Yesterday I sowed tomato (oregon spring and sungold) seeds, costata romanesco zucchini seeds and pumpkin musquee de provence seeds. Today I sowed eight potato seeds around some calendula, each one wrapped in its own comfrey leaf taken from my little comfrey forest. I remember the first year we were here and I seemed to spend so much at the garden shop on herbs (some things I either couldn't grow from seed or couldn't wait patiently enough or just couldn't get germination) and now we have pay-off.

beach picnic

No camera today. I have recently sustained three consecutive days of blogging with photos though. The children and I spent much of today on the beach at Trumans Track near Punakaiki with friends. There is a section of beach with a waterfall coming down onto it from the cliff above and this forms a perfect pool for children to play in rather than anywhere near the ferocious sea. They also played on and off rocks and found a sea anemone. It was bliss. My souvenir is some seaweed for the garden.

Onion weed can grow on the slimmest of resources. This morning I moved the established blueberry pot, assuming that the substantial onion weed plant beside it was growing out of a crack in the concrete. In fact, it was growing from a thin layer of soil sitting under the pot and on top of the concrete. I gave it and the worms and slugs living also on this slender and seemingly rich biomass to the chooks.

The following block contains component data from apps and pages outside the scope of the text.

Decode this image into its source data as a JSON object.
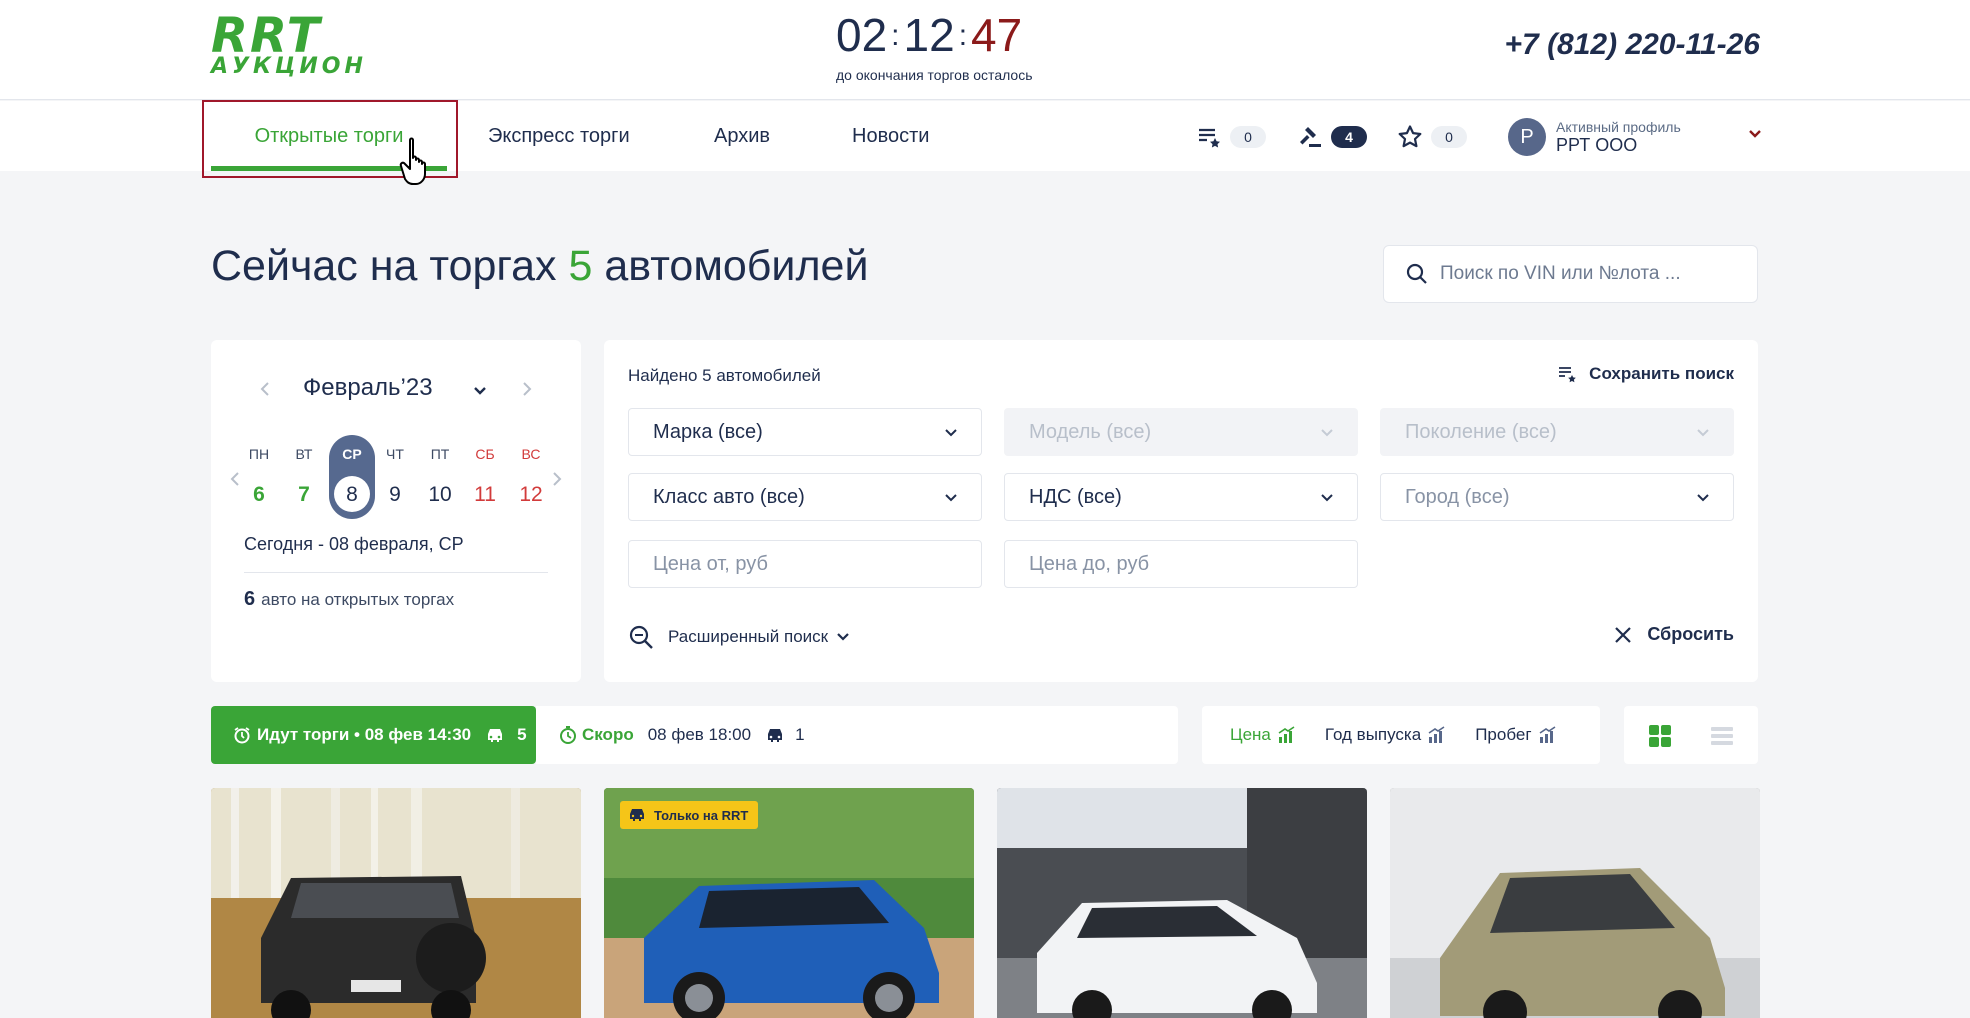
{
  "header": {
    "logo_top": "RRT",
    "logo_bottom": "АУКЦИОН",
    "timer": {
      "hours": "02",
      "minutes": "12",
      "seconds": "47",
      "caption": "до окончания торгов осталось"
    },
    "phone": "+7 (812) 220-11-26"
  },
  "nav": {
    "items": [
      {
        "label": "Открытые торги"
      },
      {
        "label": "Экспресс торги"
      },
      {
        "label": "Архив"
      },
      {
        "label": "Новости"
      }
    ],
    "counters": {
      "list": "0",
      "bids": "4",
      "favorites": "0"
    },
    "profile": {
      "initial": "Р",
      "caption": "Активный профиль",
      "name": "РРТ ООО"
    }
  },
  "main": {
    "title_prefix": "Сейчас на торгах",
    "title_count": "5",
    "title_suffix": "автомобилей",
    "search_placeholder": "Поиск по VIN или №лота ..."
  },
  "calendar": {
    "month": "Февраль’23",
    "days": [
      {
        "name": "ПН",
        "date": "6"
      },
      {
        "name": "ВТ",
        "date": "7"
      },
      {
        "name": "СР",
        "date": "8"
      },
      {
        "name": "ЧТ",
        "date": "9"
      },
      {
        "name": "ПТ",
        "date": "10"
      },
      {
        "name": "СБ",
        "date": "11"
      },
      {
        "name": "ВС",
        "date": "12"
      }
    ],
    "today": "Сегодня - 08 февраля, СР",
    "count": "6",
    "count_label": "авто на открытых торгах"
  },
  "filters": {
    "found": "Найдено 5 автомобилей",
    "save_search": "Сохранить поиск",
    "brand": "Марка (все)",
    "model": "Модель (все)",
    "generation": "Поколение (все)",
    "class": "Класс авто (все)",
    "vat": "НДС (все)",
    "city": "Город (все)",
    "price_from": "Цена от, руб",
    "price_to": "Цена до, руб",
    "advanced": "Расширенный поиск",
    "reset": "Сбросить"
  },
  "status": {
    "live": "Идут торги • 08 фев 14:30",
    "live_count": "5",
    "soon_label": "Скоро",
    "soon_date": "08 фев 18:00",
    "soon_count": "1"
  },
  "sort": {
    "price": "Цена",
    "year": "Год выпуска",
    "mileage": "Пробег"
  },
  "cards": {
    "badge": "Только на RRT"
  },
  "colors": {
    "accent_green": "#3aa537",
    "navy": "#1f2d4d",
    "weekend_red": "#d23b3b",
    "timer_seconds": "#8b1a1a",
    "badge_yellow": "#f5c518"
  }
}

I am now the delighted owner of Claudia Roden's Food of Italy, via trademe. For th…

sunshine gardening

Another day of promise and delight. I sowed kale seed this morning, both curly kale and lacinato kale (also called tuscan kale and walking stick kale) and then bought some large pots and a new blueberry plant at the garden centre. One large pot is for the new blueberry (of my two last year, the weaker one is now one long stick with three leaves on it). The second is to transplant the lemon tree into as it is now too big for its current pot. I have learnt through the killing of fruit trees that our garden is just too wet and waterlogged for fruit trees. Pots are an expensive alternative but our own lemons will be wonderful one day. Last year we ate a few blueberries which were delicious. Actually, I ate the few blueberries - gardener's perk. I would like a gooseberry bush but given the thorns, I am waiting until the children are older.

This afternoon Brighid and I went out to Raelene's to collect donkey poo. Brighid seems to really enjoy farm life, plonking around the s…

Thyme, veges & sunflowers

Seed sowing day. FH and the children made newspaper seedling containers with a gadget I got from the Warehouse and in them we sowed lots of sunflowers and also some pohutakawa. I sowed basil, thyme, feverfew, red onions, leeks, rocket, lettuces and the children finished the sowing project with some calendulas. The thyme is to make an edging around the old chook run garden to make it harder for the lawn to encroach. The feverfew is to transplant out the front to grow a wild daisy look in competition with the ivy and convulvulus and blackbery and twitch...

I had to get a bit realistic about the relationship between my gardening time and what I want to do, so the spuds will be out the back in an existing bed after all.

Some pictures from our walk this afternoon:

Food, fear and power

I've finished the biography (the Artemis Cooper one) of Elizabeth David. I loved my adventure into her world with all the enthusiasm of a voyeur who can choose when to begin and when to slip away. Often I flag part way through biographies, but I wanted to know everything Elizabeth David did.

The term 'Mrs David' was one which she recognised as very useful. She saw marriage as somewhat essential for a woman of her era (and class, but really I suspect 'era' still covers it). I was struck by the number of people in her circle who divorced, sometimes multiply. It seems this scourge to morality and family life only became so once 'everyone' was doing it, perhaps from the 1970s. Or could it be that divorce and damnation was ever present and current conservatives choose to see it as a 'this generation' malaise rather than face what none of us wants to: our parents and grandparents and generations before all had sex, not always with one person only, a…